Source: Refinitiv | IFR

Issuers have rushed to market to sell more than US$660bn of the US high-grade bonds in the roughly two months since the Federal Reserve announced its corporate bond purchasing program to help companies struggling with the devastating impact of the pandemic.

While the issuance pace has not subsided, there is a growing concern that the market could seize up if the Covid-19 infection rate rises sharply as many states open up after lock downs. A number of states have seen infection rates, hospitalizations and death rates plateau and decline since implementing various measures to combat the spread of the virus.

“There is concern about reopening too soon, and then being in a position of having to issue in an inopportune market versus preserving liquidity ahead of time,” said Todd Mahoney, head of fixed-income syndicate at UBS.

“I don’t think companies are going to regret issuing at these levels and preserving liquidity in advance of some potential troubled times ahead.”

Even as fatigue is setting in among the investors who have absorbed nearly US$1trn of IG debt year-to-date, borrowers still managed to price more than US$48bn in the market this week ahead of the Memorial Day weekend.

Investors are increasingly gravitating to a select pool of higher-quality names to deal with the unrelenting supply, said Meredith Contente, managing director of corporate high grade credit at Amherst Pierpont.

“People are risk adverse right now because they don’t know when we’ll see another spike,” she said.

“Until we’ve seen some evidence that reopening in states aren’t causing a resurgence of the virus, they are going to gravitate toward the higher-quality names and only dip their toes in the Triple Bs if we don’t see that resurgence.”

Even if the economy does open up safely, there has been a psychological toll on the American consumer that is not likely to go away soon.

In a survey of corporate managements conducted by Citigroup, more than half of respondents are expecting a “U-shaped” recovery while just 13% expect a sharp and quick “V-shaped” recovery out of the recession.

“Even if you open up the economy the risk is that activity is very slow to come back and it never really comes back fully until you have a vaccine,” said Hans Mikkelsen, head of US high grade strategy at Bank of America.

“Probably the worst thing that can happen is the economy opens up and then you have to shut it back down, and then you start wondering how many times are we going to have to do this?”


Despite these concerns, the rally in credit has been strong.

Average US credit spreads tightened to 201bp over Treasuries this week in from the wides of 400bp of in March before the Federal Reserve announced its corporate credit facility, according to ICE BofA data.

Spread even jolted 20bp tighter this week on news that a vaccine developed by Massachusetts-based pharmaceutical company Moderna showed encouraging results in an early trial of eight volunteers.

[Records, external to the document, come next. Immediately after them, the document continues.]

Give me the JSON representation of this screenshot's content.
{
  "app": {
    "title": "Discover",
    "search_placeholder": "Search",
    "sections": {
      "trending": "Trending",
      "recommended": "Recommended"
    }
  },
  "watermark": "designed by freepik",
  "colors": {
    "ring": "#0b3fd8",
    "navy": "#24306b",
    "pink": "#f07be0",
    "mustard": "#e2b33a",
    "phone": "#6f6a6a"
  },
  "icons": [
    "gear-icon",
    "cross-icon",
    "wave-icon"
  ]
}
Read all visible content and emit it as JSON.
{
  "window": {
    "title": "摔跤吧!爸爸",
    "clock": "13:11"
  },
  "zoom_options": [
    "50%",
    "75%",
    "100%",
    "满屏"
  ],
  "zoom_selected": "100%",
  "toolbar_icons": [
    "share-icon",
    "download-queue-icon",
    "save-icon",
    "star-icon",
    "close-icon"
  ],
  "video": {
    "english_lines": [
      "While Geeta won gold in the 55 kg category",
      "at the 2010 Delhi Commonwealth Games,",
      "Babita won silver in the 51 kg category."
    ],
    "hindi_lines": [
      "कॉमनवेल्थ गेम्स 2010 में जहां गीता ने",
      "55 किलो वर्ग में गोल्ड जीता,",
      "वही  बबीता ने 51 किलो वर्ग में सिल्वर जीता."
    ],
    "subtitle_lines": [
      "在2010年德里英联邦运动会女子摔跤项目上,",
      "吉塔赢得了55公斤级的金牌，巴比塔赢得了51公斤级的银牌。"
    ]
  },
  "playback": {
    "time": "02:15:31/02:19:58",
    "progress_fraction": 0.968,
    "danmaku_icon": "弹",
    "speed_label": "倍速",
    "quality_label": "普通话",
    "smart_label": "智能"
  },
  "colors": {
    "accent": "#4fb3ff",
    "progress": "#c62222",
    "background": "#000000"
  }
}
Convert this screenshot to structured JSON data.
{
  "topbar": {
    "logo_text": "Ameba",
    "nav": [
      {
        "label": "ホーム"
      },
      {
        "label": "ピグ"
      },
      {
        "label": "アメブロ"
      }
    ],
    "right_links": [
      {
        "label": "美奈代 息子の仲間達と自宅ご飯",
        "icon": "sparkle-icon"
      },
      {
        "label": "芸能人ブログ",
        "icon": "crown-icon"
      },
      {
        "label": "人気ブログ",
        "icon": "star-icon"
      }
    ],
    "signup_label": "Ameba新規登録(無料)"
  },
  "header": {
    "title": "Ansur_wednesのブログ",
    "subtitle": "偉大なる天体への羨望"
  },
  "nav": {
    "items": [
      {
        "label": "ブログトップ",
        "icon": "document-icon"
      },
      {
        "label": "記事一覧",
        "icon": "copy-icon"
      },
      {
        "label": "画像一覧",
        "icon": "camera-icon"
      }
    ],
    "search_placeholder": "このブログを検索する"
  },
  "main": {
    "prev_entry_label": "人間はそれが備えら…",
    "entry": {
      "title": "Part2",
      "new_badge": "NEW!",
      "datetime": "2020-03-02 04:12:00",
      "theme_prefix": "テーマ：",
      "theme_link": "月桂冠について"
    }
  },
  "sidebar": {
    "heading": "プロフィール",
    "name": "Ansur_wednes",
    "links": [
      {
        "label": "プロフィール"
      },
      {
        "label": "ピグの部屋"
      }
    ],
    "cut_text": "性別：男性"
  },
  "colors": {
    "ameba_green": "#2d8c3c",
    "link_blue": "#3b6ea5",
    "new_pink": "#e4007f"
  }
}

Additionally, companies such as Inovio and Pfizer as well as researchers at Oxford have begun early human tests of the vaccine, which helped push average credit spreads 20bp tighter on the week.